It wasn’t just wishful thinking either. I heard clearly from God that things in my life were about to bloom.
But they didn’t. My classes, my ministry, my Lifegroup, my work, my relationships, my music – nothing was blossoming how I expected it would. I sat down on the floor of my room, feeling like God had cheated me. In my disappointment, I opened my Bible to Psalm 50.
It’s an amazing chapter. The beginning describes how powerful, fearsome and huge our God is. Suddenly, God Himself enters the scene and He gathers together everyone who has remained faithful to Him in the midst of suffering.
And then, God tells them this:
“I will not accept a bull from your house or goats from your folds. For every beast of the forest is Mine, the cattle on a thousand hills…[Instead], offer to God a sacrifice of thanksgiving, and perform your vows to the Most High, and call upon Me in the day of trouble; I will deliver you, and you shall glorify Me.” (Psalm 50:9-10, 14-15)
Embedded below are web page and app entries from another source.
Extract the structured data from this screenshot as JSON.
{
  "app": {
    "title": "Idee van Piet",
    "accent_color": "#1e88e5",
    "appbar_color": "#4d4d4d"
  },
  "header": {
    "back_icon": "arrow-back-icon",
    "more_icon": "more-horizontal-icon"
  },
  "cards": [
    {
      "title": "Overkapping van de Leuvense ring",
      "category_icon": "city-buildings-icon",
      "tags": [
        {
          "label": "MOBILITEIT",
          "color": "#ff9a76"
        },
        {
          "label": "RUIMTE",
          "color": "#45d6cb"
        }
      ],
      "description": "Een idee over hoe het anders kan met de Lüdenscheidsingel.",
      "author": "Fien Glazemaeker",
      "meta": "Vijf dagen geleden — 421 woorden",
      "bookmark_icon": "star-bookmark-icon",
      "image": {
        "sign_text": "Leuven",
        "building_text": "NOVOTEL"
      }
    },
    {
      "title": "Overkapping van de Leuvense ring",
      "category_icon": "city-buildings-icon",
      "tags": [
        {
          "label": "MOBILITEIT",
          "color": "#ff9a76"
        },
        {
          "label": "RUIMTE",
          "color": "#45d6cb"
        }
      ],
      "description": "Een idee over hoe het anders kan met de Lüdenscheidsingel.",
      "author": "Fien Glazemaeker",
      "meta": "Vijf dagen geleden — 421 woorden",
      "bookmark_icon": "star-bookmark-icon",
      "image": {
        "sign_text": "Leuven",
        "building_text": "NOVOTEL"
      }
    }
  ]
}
In that moment, I realized thankfulness is sometimes a sacrifice. I realized true worship is not just a natural response to good circumstances, but also a prophetic and sacrificial declaration in the midst of bad circumstances.
God didn’t want me to react to my disappointment with unbelief, as if God’s very nature had somehow changed and I was His first victim. He wanted me to worship Him despite the disappointment, trusting in His goodness whether I saw it or not.
I resolved then to declare God’s goodness no matter my circumstance. That night, alone on the floor of my room, I wrote a song straight out of Psalm 50. It’s a song declaring belief in God’s character. It’s a song proclaiming the truth that God is over all, and He will come through for His people. It’s a song asserting God will have the final word in His people’s lives.
Later that night, I sat on my porch swing and played the beginnings of what would eventually become “Our God Comes” for my friend Brandon Seibert. When I told him the song didn’t have a bridge yet, he got an excited look in his eye. “I think I have something. Just keep playing those chords.”
We were both amazed at how quickly the song came together. But we believed God had given it to us as an anthem we could sing in our pain, while believing God is faithful and will come through for us in the end.
It’s crazy to me how a song that began so personally – with me alone on the floor of my room – is now being sung by hundreds of people who each have their own experiences of testing and trial. I didn’t set out to write a song for our movement. But God chose to take the work He did in me on the floor of my room and multiply it out to become an anthem our church can rally around.
Follow Thomas on Twitter at @ThomasJWilson